News & Politics

Best of 2005: Best Seats in the House

Where's the best place to sit for a play or concert? It depends on the type of event. Subscribers get first choices, so there go a lot of good seats.

At Ford's Theatre, straight-back chairs with thin cushions can make for a long evening no matter where you sit. At small concert venues like the Phillips Collection and Freer Gallery of Art and theaters like Studio, Signature, and Woolly Mammoth, every seat is well padded and close to the stage, and acoustics are generally good.

At the Kennedy Center, distance from the stage can make a difference. Its Eisenhower Theater and Opera House both have "dead spots" under the mezzanine and in the back of the upper tier. Free earphones are available in the lobby.

At the Music Center at Strathmore, patrons prefer the promenade level for its bird's-eye view and the orchestra tier, which is slightly higher than the orchestra level.

At George Mason University's Center for the Arts, ideal seats for dance and symphonic music are in the center of the second row of the grand tier. Theater, chamber music, and jazz combos are best enjoyed in the orchestra.

At the University of Maryland's Clarice Smith Performing Arts Center, the 650-seat Kay Theatre measures only 90 feet from the front of the stage to the back of the auditorium–no chance of feeling remote there. In the 1,100-seat Dekelboum Concert Hall, boxes and balcony seats are desirable. The orchestra section is the best choice in the 300-seat Gildenhorn Recital Hall.

"House seats" are often best. They're the ones an institution holds back for friends of the director, actors, musicians, benefactors, and others. They're usually well placed, sometimes on the aisle. At the Kennedy Center, if those tickets aren't spoken for 48 hours before some performances, they're released to the box office. The Shakespeare Theatre doesn't call them house seats, but it holds back 10 to 12 tickets per performance. If not used by that day, a few go on sale.

Washingtonian staffers contributing to this section were Cristina Abello, Susan Baer, Susan Davidson, Ken DeCell, Rebecca Dreilinger, Kim Isaac Eisler, Mary Clare Fleury, Kimberly Forrest, Brooke Lea Foster, Garrett M. Graff, Cynthia Hacinli, Thomas Head, Todd Kliman, Ann Limpert, Chad Lorenz, Leslie Milk, Aparna Nancherla, William O'Sullivan, Cindy Rich, and Chris Wilson.

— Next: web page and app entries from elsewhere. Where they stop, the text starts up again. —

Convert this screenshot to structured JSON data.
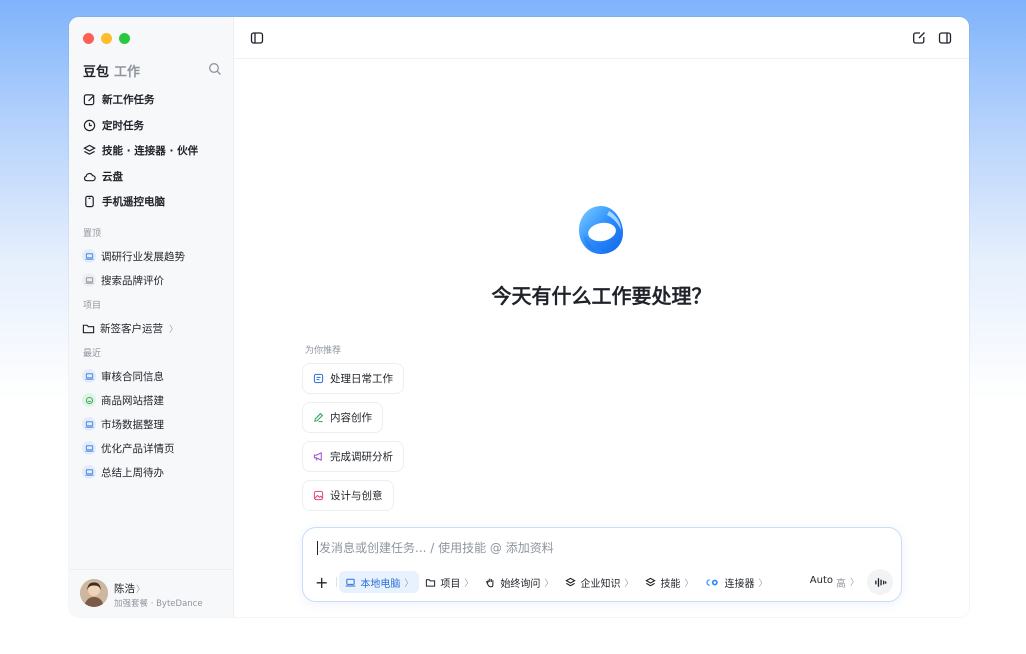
{
  "sidebar": {
    "brand": {
      "name": "豆包",
      "sub": "工作"
    },
    "nav": [
      {
        "label": "新工作任务",
        "icon": "edit-icon"
      },
      {
        "label": "定时任务",
        "icon": "clock-icon"
      },
      {
        "label": "技能 · 连接器 · 伙伴",
        "icon": "layers-icon"
      },
      {
        "label": "云盘",
        "icon": "cloud-icon"
      },
      {
        "label": "手机遥控电脑",
        "icon": "phone-icon"
      }
    ],
    "pinned_label": "置顶",
    "pinned": [
      {
        "label": "调研行业发展趋势"
      },
      {
        "label": "搜索品牌评价"
      }
    ],
    "projects_label": "项目",
    "projects": [
      {
        "label": "新签客户运营",
        "chevron": "〉"
      }
    ],
    "recent_label": "最近",
    "recent": [
      {
        "label": "审核合同信息"
      },
      {
        "label": "商品网站搭建"
      },
      {
        "label": "市场数据整理"
      },
      {
        "label": "优化产品详情页"
      },
      {
        "label": "总结上周待办"
      }
    ],
    "user": {
      "name": "陈浩",
      "chevron": "〉",
      "plan": "加强套餐 · ByteDance"
    }
  },
  "main": {
    "headline": "今天有什么工作要处理？",
    "recommend_label": "为你推荐",
    "recommendations": [
      {
        "label": "处理日常工作"
      },
      {
        "label": "内容创作"
      },
      {
        "label": "完成调研分析"
      },
      {
        "label": "设计与创意"
      }
    ],
    "composer": {
      "placeholder": "发消息或创建任务... / 使用技能 @ 添加资料",
      "plus": "+",
      "tools": [
        {
          "label": "本地电脑",
          "chevron": "〉"
        },
        {
          "label": "项目",
          "chevron": "〉"
        },
        {
          "label": "始终询问",
          "chevron": "〉"
        },
        {
          "label": "企业知识",
          "chevron": "〉"
        },
        {
          "label": "技能",
          "chevron": "〉"
        },
        {
          "label": "连接器",
          "chevron": "〉"
        }
      ],
      "mode": {
        "label": "Auto",
        "level": "高",
        "chevron": "〉"
      }
    }
  },
  "colors": {
    "accent": "#2a6fd6",
    "background_top": "#7eb3fb"
  }
}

Also contributing were Cathy Alter, Ann Cochran, and Matthew Graham.